January 17, 2022
Streaming video aims to grow its subscriber bases in 2022 by focusing on markets beyond North America and Western Europe and diversifying content offering, according to new data from Ampere Analysis.
The London-based research firm contends that post-pandemic, with content production back up to full speed, a large quantity of new scripted shows and movies is expected in the next months and platforms seek to broaden their subscriber markets globally with localized content.
With services such as Paramount+, HBO Max, Peacock and Disney+ expanding international rollouts this year, Netflix at the end of 2021 was present in more than 33% of all Western European homes, and Amazon Prime in more than 20%. Hollywood studio streaming services are rushing to enter new markets to carve out market share. Disney+ is set to expand its presence in Europe, Middle East and Africa this summer, while HBO Max is eyeing Eastern Europe. Similarly, Paramount+ and Peacock via Comcast-owned Sky are working together to enter the Eastern European market.

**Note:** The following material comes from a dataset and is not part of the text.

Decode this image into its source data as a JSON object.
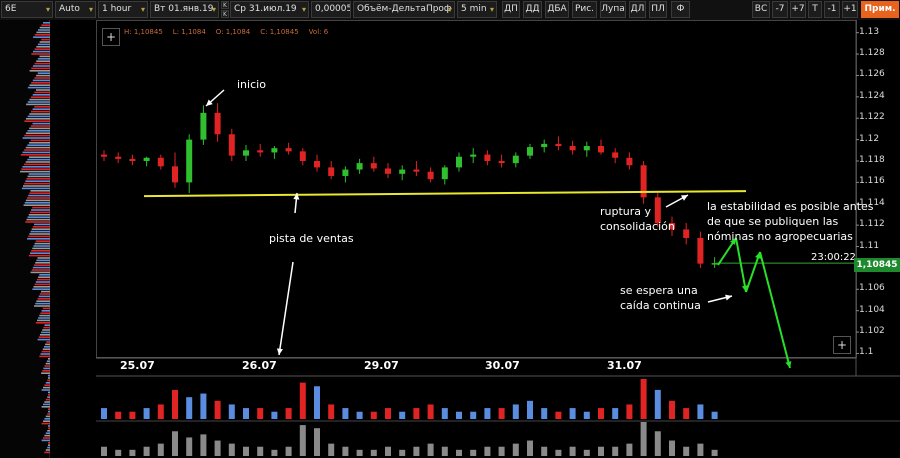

Ampere’s consumer data shows that, particularly in large emerging markets, such as India, there is a high engagement with local TV shows and films. As a result, companies like Netflix and Amazon Prime are beginning to tap into local content production hubs to create content capable of attracting new customers and also maintaining their current subscriber bases. As SVOD platforms continue to diversify their content offerings, targeting different markets, Ampere expects more partnerships with local independent production companies.
Despite the growth in the number of these partnerships, the competition within the market has intensified, particularly between the platforms, whose need for exclusive original content has led to an increase in the volume of brand-new scripted shows being commissioned.
After the slowing of releasing over the last 18 months due to the pandemic, consumers can expect a large quantity of high-quality scripted shows landing in market over the course of the next 12 to 18 months, according to Ampere. There is already evidence of this in the U.S., where the volume of scripted shows released reached pre-pandemic levels for the first time in October 2021, crowding the weekly release schedules.
“Back in 2019, around two thirds of Netflix releases occurred on a Friday, ahead of weekend viewing,” Richard Cooper, research director at Ampere, said in a statement. “In 2021, the proportion of shows releasing on a Friday dropped to around 50%, with Wednesdays and Thursdays gaining in popularity. Now, with an average of three scripted shows releasing every week, Netflix will be increasingly dominant across the weekly schedule.”
As companies grow their original slates, Ampere expects content spend to continue the upward trajectory it has shown over the past few years, with global spending on acquired, original and sport content set to hit roughly $240 billion by the end of 2022, a 6% uplift compared to 2021.
Ampere suggests that streamers will be responsible for more than 20% of global content spending this year. Content investment from AVOD services, which are growing rapidly in reach across many markets, still remains relatively low as much of the content available on these platforms is licensed non-exclusively with linear channels or other streaming services. However, some AVOD services like The Roku Channel are investing in original content.
Sports has been a strong contributor to content spending growth in the past decade and Ampere expects that this industry will represent an important part of content spend expansion over the next five years. Although sports rights remain a local market, with some downward pressure on top-tier rights, as competitions become more visible overseas, there are more chances for international commercial growth, especially for European soccer.
Ampere expects that in 2022 the English Premier League will become the first major national competition that will generate more revenue from international TV deals than its domestic pacts.
The Premier League’s international revenue has more than tripled in the last decade and now represents around 47% of the total broadcast revenue. Domestic deals are expected to stay the same for another cycle until 2025, at just over $2 billion per season, whereas new international deals — such as the recent deal with NBCUniversal (Peacock) in the U.S., for a reported $450 million per season — are set to take the international TV revenue up to around $2.4 billion from 2022, according to Ampere, thus making up 54% of the total revenue generated from broadcasting fees this year.
In the video games sector, Ampere expects that Sony will outsell Microsoft 2-to-1 in 2022, with 18 million unit sales of PlayStation 5 consoles and 9 million unit sales of Xbox Series consoles, although the best-selling console in the market will be the Nintendo Switch family of devices, at 21 million units, driven by demand for the new Nintendo Switch OLED.
In addition, games content subscription services are increasingly important not just to console players, but also the wider gaming sector. These services, which offer a catalog of games for a monthly fee, will grow by 27% across North America and Europe in 2022 to reach $4.7 billion in consumer spending.